Director of Content: Jasmine Grant
Campaign Manager: Chantal Gainous
Managing Editor: Sheriden Garrett
Creative Director/Executive Producer: Tracey Woods
Cover Designer: Tierra Taylor
Photographer: Ally Green
Photo Assistant: Avery Mulally
Digital Tech: Kim Tran
Video by Third and Sunset
DP & Editor: Sam Akinyele
2nd Camera: Skylar Smith
Camera Assistant: Charles Belcher
Stylist: Casey Billingsley
Hairstylist: DaVonte Blanton
Makeup Artist: Drini Marie
Production Assistants: Gade De Santana, Apu Gomes
Powered by: European Wax Center
Squeeze Your Way To Ecstasy: How This Masturbation Technique Can Make You Orgasm
What if I told you that you can achieve an orgasm by simply squeezing your thighs together? Believe it or not, this technique has been known to lead to some seriously orgasmic experiences and is gaining popularity among people who want to explore new ways of reaching orgasm. There's a word for this, it’s called syntribation. The act of squeezing or rubbing the thighs together to create friction and pressure until climax.
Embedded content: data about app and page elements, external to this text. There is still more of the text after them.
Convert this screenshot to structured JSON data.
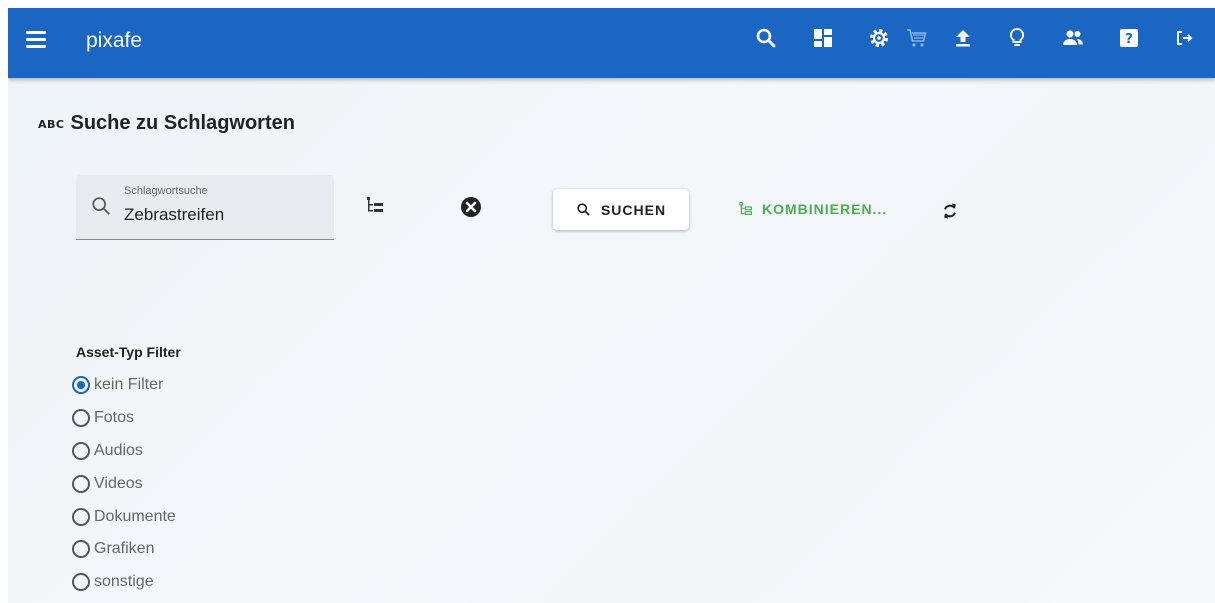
{
  "app": {
    "brand": "pixafe",
    "accent": "#1a66c2",
    "success": "#4caf50"
  },
  "toolbar_icons": [
    "search-icon",
    "dashboard-icon",
    "settings-icon",
    "cart-icon",
    "upload-icon",
    "lightbulb-icon",
    "users-icon",
    "help-icon",
    "logout-icon"
  ],
  "page": {
    "title_prefix": "ABC",
    "title": "Suche zu Schlagworten"
  },
  "search": {
    "label": "Schlagwortsuche",
    "value": "Zebrastreifen"
  },
  "actions": {
    "search_label": "SUCHEN",
    "combine_label": "KOMBINIEREN..."
  },
  "filter": {
    "title": "Asset-Typ Filter",
    "selected": "kein Filter",
    "options": [
      "kein Filter",
      "Fotos",
      "Audios",
      "Videos",
      "Dokumente",
      "Grafiken",
      "sonstige"
    ]
  }
}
First, let's talk about the anatomy behind this technique. The pelvic nerves responsible for arousal and orgasm pass through the thighs, so squeezing them can stimulate these nerves and send a rush of pleasure to your genitals. Additionally, the muscles in your thighs tense up during orgasm, so squeezing them can replicate that sensation and potentially lead to the real deal.
How To Do Syntribation
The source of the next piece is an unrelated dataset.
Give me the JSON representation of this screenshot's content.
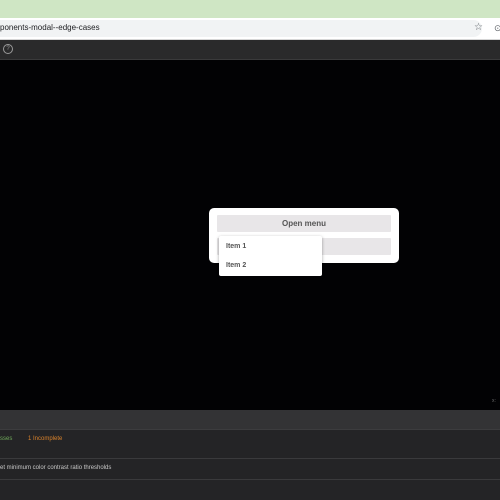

Start by crossing your legs and squeezing your thighs. Keep going until you feel a pleasurable pressure on your clit/glans area. Another method is by putting your hands in the middle of your inner thighs. Then cross your legs and squeeze your thighs as tight as you can. Note that your hands are not doing anything - they are just sandwiched between your thighs. Using this method will provide more pressure and squeezing sensation.
You can also practice syntribation with sex toys as long as they’re not chunky vibes and dildos. Simply place the sex toy in the middle of your thighs, and let it vibrate as you syntribate.
Is Syntribation Safe?
While syntribation masturbation is a relatively new masturbation technique, it does not pose any major risks to your physical health. The one potential risk is possibly skin irritation from friction, but that can be avoided by wearing long pants or using a cushion between your legs.
The Benefits of Syntribation
As with any masturbation technique, this one will have some health benefits, including a boosted immune system, reduced stress, glowing skin, stronger vaginal walls, and so on. Syntribation masturbation can offer a new way to explore your sexuality and achieve sexual pleasure. It can be a great alternative for people who prefer not to use their hands or fingers during masturbation.
In addition to enhancing feelings of pleasure and relaxation, syntribation may even appeal to voyeurs and exhibitionists who are intrigued by the idea of public play.
Is Syntribation Effective?
The effectiveness of syntribation masturbation varies from person to person. Some people may find it more pleasurable than traditional methods of masturbation, while others may not enjoy it at all. It ultimately comes down to individual preferences and experiences. However, if you are looking to try something new and explore different ways to achieve orgasm, syntribation masturbation can be worth giving a try.
Although syntribation masturbation may sound unusual, it is gaining popularity as a way to explore new methods of achieving sexual pleasure. It’s hands-free and has no major risks. Even though the effectiveness of syntribation masturbation varies from person to person, depending on individual preferences and experiences, ultimately, I think it’s worth giving it a try.
Let’s make things inbox official! Sign up for the xoNecole newsletter for daily love, wellness, career, and exclusive content delivered straight to your inbox.
Featured image by Bob Thomas/Getty Images